Still not believing me? Let us take a look at another famous novel called Catcher in the Rye. When Salinger was confronted by tons of angsty teens, I don’t think he was thinking anywhere along the lines of “Aww sweet, man. People who hate phonies just like me!” Infact, I know this for sure thanks to a documentary which is on Netflix called, not so surprisingly, “Salinger”. He has told people specifically “I am a fiction writer” and I believe that he did so well as a fiction writer because he isn’t a duplicate of Holden Caulfield. He was different, and allowed himself to separate from the character. Sure they had things in common, smoking, I believe is one of those things, and they are both male, so more connections can be made there. But he wasn’t exactly like his MC.

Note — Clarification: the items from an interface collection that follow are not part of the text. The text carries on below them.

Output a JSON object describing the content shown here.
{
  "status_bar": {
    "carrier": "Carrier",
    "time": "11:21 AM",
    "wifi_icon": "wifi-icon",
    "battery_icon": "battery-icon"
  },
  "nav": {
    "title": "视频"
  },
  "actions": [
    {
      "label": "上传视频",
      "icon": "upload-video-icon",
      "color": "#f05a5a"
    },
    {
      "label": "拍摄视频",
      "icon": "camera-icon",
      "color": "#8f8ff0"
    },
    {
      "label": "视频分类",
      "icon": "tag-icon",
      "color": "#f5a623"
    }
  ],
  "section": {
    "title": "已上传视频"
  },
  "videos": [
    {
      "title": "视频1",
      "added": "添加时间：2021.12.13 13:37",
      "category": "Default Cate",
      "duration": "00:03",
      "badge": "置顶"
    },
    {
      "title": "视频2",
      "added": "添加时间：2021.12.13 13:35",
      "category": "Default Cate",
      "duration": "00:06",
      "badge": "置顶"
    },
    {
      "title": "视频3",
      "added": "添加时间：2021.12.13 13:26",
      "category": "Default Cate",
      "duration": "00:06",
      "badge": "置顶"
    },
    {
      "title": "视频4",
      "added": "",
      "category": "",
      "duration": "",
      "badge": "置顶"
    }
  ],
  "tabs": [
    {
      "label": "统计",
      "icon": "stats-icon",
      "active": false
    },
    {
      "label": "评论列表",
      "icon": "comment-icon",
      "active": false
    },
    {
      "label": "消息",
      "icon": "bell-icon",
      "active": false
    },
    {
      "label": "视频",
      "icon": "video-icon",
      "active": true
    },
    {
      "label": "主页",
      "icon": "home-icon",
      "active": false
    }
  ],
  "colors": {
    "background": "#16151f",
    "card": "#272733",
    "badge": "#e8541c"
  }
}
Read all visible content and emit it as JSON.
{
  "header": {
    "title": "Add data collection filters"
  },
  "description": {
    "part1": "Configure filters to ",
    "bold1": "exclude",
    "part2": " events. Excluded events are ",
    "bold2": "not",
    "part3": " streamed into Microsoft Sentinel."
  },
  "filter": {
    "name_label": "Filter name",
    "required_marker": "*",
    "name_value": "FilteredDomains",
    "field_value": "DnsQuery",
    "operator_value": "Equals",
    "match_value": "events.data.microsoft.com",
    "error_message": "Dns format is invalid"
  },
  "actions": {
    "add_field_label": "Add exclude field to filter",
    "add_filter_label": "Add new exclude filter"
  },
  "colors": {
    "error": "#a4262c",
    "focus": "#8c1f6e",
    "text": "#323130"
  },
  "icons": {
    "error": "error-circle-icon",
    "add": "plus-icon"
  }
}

The Movie “The United States of Leland” Is a brilliant film, which is told a lot like a visual novel, but also focuses on writing as a major theme. Hotness of Ryan Gosling as a teen put aside, there was one quote I remember specifically and it pertains to this very blog post. Paraphrasing: “Let me guess. You’re writing your first novel, which doubles as a semi biographic, and are on the second chapter. Me.” Now, the part of the first novel doubling as a book about himself (The male writer and also inspiring teacher role) really made me smile. As said in another post, I really don’t like the debut novels and this is one exact reason for why.
Writers want to write what they know. They know a hell of a lot about themselves. So why not write that? Incorporate a ton of your own characteristics and beliefs into your protagonist so it will be easier to write. Sadly, easiest isn’t the most effective. So to wrap up this long post, I feel that it is very important for writers to write what they perhaps know, but not what they know about themselves. Explore your main character’s unique thoughts. Make your main character nothing like you, and be able to live as someone else for the duration of time it takes you to write your piece.
Image sources: Um… Google Images…
Keep on writing!